------ Recorded information ------

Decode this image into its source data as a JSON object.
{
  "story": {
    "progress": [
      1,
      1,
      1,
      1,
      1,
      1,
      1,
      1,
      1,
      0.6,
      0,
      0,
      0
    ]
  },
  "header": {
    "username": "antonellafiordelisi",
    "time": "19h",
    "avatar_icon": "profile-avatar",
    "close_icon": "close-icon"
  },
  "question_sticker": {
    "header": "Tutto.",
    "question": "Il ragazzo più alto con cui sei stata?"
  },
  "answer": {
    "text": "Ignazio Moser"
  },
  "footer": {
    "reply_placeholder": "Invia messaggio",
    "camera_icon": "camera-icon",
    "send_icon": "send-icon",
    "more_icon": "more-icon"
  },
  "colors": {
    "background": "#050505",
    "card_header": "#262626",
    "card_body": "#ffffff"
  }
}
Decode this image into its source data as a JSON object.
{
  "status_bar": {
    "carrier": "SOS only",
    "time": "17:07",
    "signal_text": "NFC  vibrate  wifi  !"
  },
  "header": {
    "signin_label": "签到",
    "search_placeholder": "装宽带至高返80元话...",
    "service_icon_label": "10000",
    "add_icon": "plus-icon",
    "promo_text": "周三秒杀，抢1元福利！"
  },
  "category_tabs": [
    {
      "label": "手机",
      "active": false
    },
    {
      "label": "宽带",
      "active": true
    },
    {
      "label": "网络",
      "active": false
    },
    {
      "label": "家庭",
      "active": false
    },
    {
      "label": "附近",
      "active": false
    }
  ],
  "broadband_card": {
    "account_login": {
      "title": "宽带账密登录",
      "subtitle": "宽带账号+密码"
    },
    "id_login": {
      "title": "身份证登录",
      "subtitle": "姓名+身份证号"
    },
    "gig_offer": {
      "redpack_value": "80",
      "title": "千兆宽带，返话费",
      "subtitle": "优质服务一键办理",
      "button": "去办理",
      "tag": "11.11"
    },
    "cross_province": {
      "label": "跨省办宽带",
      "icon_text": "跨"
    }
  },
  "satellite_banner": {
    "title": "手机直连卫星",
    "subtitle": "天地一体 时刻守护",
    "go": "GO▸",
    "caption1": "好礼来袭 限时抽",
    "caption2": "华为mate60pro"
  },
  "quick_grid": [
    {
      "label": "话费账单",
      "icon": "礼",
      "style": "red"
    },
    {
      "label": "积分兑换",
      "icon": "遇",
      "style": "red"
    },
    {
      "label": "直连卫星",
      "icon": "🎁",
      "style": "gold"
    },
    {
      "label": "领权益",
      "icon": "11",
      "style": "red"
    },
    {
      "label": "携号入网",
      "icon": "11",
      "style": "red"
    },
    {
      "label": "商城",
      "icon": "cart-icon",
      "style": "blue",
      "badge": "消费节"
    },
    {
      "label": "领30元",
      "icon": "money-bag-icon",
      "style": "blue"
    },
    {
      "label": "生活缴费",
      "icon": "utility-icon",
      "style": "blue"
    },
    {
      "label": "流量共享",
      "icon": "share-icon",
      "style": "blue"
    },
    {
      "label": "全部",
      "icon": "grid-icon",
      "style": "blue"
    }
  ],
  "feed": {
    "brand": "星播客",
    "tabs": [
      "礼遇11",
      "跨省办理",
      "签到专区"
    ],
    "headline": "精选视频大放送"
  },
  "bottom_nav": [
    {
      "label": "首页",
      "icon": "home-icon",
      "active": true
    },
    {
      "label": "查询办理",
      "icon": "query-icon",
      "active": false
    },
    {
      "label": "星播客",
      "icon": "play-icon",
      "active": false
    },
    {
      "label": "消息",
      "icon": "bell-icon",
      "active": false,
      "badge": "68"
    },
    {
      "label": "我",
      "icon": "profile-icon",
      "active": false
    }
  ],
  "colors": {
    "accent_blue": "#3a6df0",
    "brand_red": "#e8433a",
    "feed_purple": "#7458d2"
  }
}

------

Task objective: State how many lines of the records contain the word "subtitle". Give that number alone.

Answer section: 4